dan ackerman: How can you compete with something as big and as exciting as the iPhone? And the short answer is you really can't.

Dan Ackerman reviews computers for C-Net.

ACKERMAN: Nothing here is as big as the iPhone, but you do have a pretty solid line of stuff.

There's the new laptop, dubbed the MacBook "Air." Jobs pulled it out of a manila envelope. There's also a revamped version of Apple TV that will allow online movie rental and purchase.

We caught up with Businessweek Editor Arik Hesseldahl on his cell phone at the big event. He says Apple is focusing on a whole new marketplace.

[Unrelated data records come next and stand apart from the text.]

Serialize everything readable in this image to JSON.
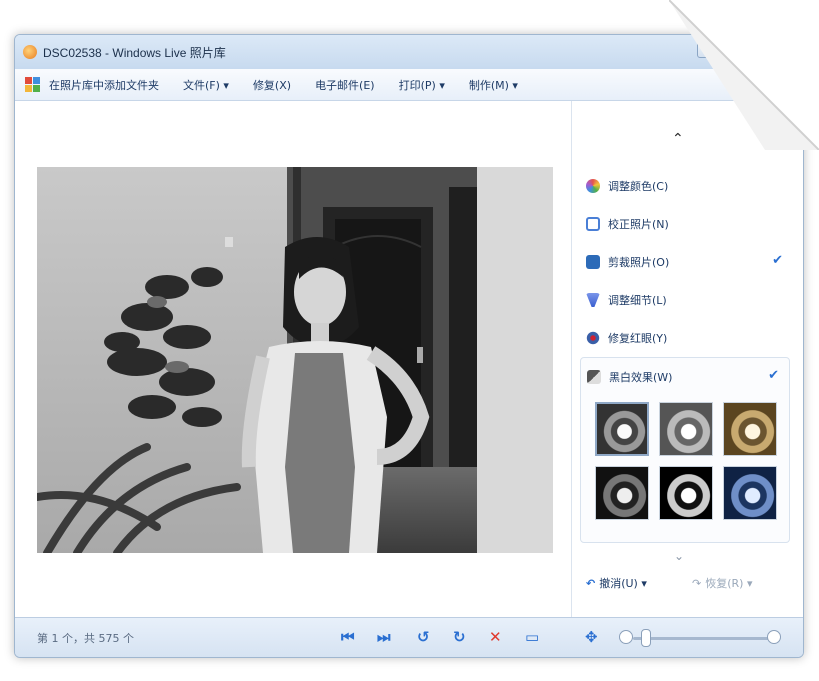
{
  "window": {
    "title": "DSC02538 - Windows Live 照片库"
  },
  "menubar": {
    "items": [
      {
        "label": "在照片库中添加文件夹",
        "name": "menu-add-to-gallery"
      },
      {
        "label": "文件(F) ▾",
        "name": "menu-file"
      },
      {
        "label": "修复(X)",
        "name": "menu-fix"
      },
      {
        "label": "电子邮件(E)",
        "name": "menu-email"
      },
      {
        "label": "打印(P) ▾",
        "name": "menu-print"
      },
      {
        "label": "制作(M) ▾",
        "name": "menu-make"
      }
    ]
  },
  "side": {
    "items": [
      {
        "label": "调整颜色(C)",
        "icon": "color-icon",
        "color": "#e4554f"
      },
      {
        "label": "校正照片(N)",
        "icon": "straighten-icon",
        "color": "#4a7fd6"
      },
      {
        "label": "剪裁照片(O)",
        "icon": "crop-icon",
        "color": "#2d6bb8"
      },
      {
        "label": "调整细节(L)",
        "icon": "detail-icon",
        "color": "#3a5fd0"
      },
      {
        "label": "修复红眼(Y)",
        "icon": "redeye-icon",
        "color": "#3a5fa8"
      }
    ],
    "bw_effects": {
      "label": "黑白效果(W)"
    },
    "undo_label": "撤消(U) ▾",
    "redo_label": "恢复(R) ▾",
    "close": "×",
    "chevron_up": "⌃",
    "chevron_down": "⌄"
  },
  "status": {
    "text": "第 1 个，共 575 个"
  },
  "controls": {
    "colors": {
      "nav": "#2a6fd1",
      "delete": "#e03a2e"
    }
  }
}
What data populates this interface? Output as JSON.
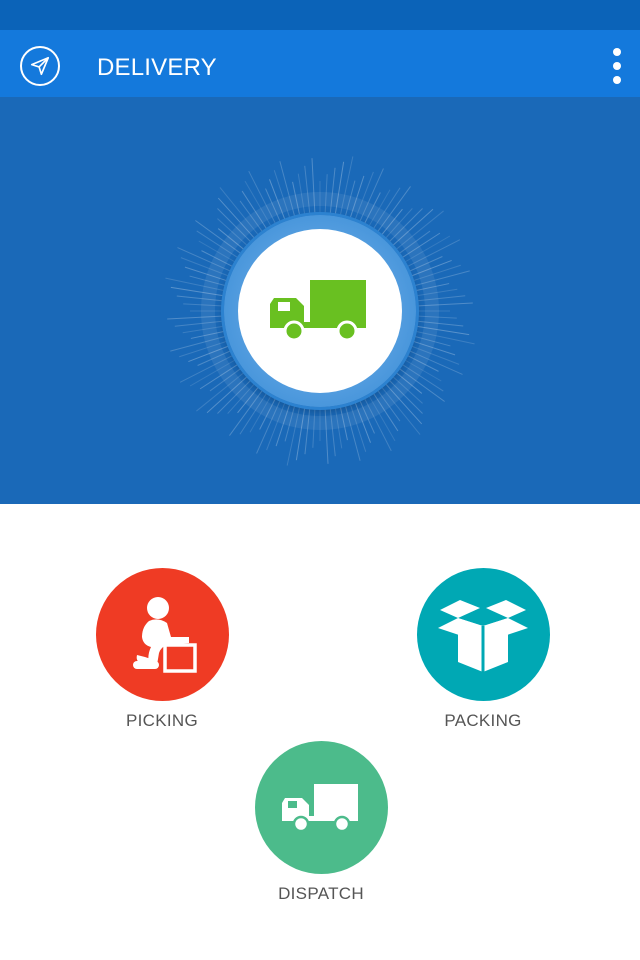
{
  "app_bar": {
    "title": "DELIVERY",
    "nav_icon": "navigation-arrow-icon",
    "menu_icon": "more-vertical-icon"
  },
  "hero": {
    "icon": "delivery-truck-icon",
    "icon_color": "#69c021"
  },
  "actions": [
    {
      "label": "PICKING",
      "icon": "person-lifting-box-icon",
      "color": "#ef3b24"
    },
    {
      "label": "PACKING",
      "icon": "open-box-icon",
      "color": "#00a8b4"
    },
    {
      "label": "DISPATCH",
      "icon": "delivery-truck-icon",
      "color": "#4cbb8b"
    }
  ],
  "colors": {
    "status_bar": "#0b63b8",
    "app_bar": "#1479dc",
    "hero_background": "#1a69b8",
    "label_text": "#555555"
  }
}
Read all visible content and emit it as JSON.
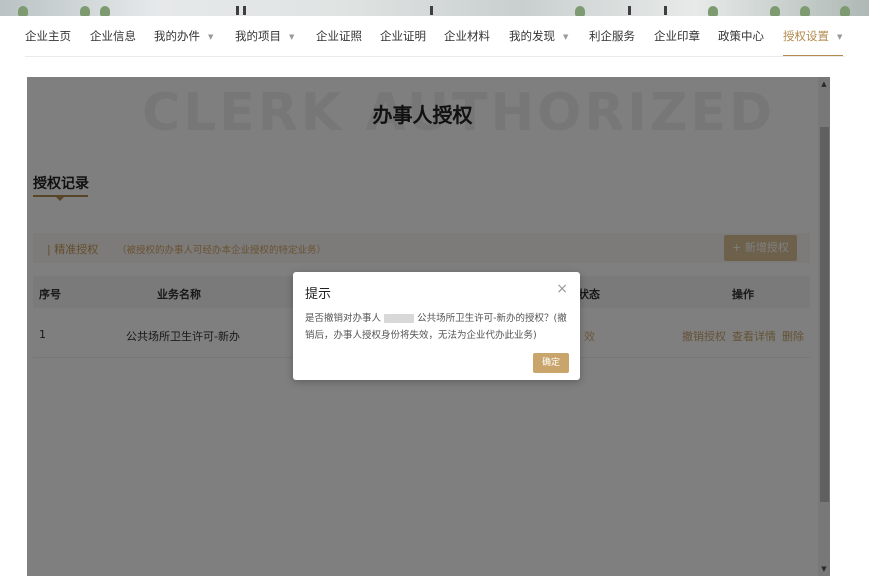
{
  "nav": {
    "items": [
      {
        "label": "企业主页"
      },
      {
        "label": "企业信息"
      },
      {
        "label": "我的办件"
      },
      {
        "label": "我的项目"
      },
      {
        "label": "企业证照"
      },
      {
        "label": "企业证明"
      },
      {
        "label": "企业材料"
      },
      {
        "label": "我的发现"
      },
      {
        "label": "利企服务"
      },
      {
        "label": "企业印章"
      },
      {
        "label": "政策中心"
      },
      {
        "label": "授权设置"
      }
    ],
    "active_label": "授权设置",
    "accent_color": "#b38b4f"
  },
  "page": {
    "watermark": "CLERK AUTHORIZED",
    "title": "办事人授权",
    "section_title": "授权记录",
    "filter_label": "| 精准授权",
    "filter_hint": "（被授权的办事人可经办本企业授权的特定业务）",
    "add_button": "+ 新增授权"
  },
  "table": {
    "headers": {
      "index": "序号",
      "business": "业务名称",
      "status": "状态",
      "actions": "操作"
    },
    "rows": [
      {
        "index": "1",
        "business": "公共场所卫生许可-新办",
        "status": "效",
        "actions": [
          "撤销授权",
          "查看详情",
          "删除"
        ]
      }
    ]
  },
  "dialog": {
    "title": "提示",
    "close_icon": "close-icon",
    "body_pre": "是否撤销对办事人",
    "body_post": "公共场所卫生许可-新办的授权？(撤销后，办事人授权身份将失效，无法为企业代办此业务)",
    "ok_label": "确定"
  }
}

Arik Hesseldahl: It's not a computer company anymore, it's almost an entertainment company. I mean, it's got shades of replacing your old Blockbuster in your neighborhood. It's part of your telecommunications life.

Hesseldahl has covered tech for 12 years and says the entertainment industry is ripe for a player like Apple.

Hesseldahl: Apple's got more than $15 billion in cash. It has an awful lot of cultural currency, so if they wanted to do this, they certainly could.

And here's the Associated Press take on today's announcements: It says, "They burnish Apple's polished image as a purveyor of cool."

Then again, investors apparently didn't think it was all that hot. Apple Shares fell almost $10, or nearly 5.5 percent today.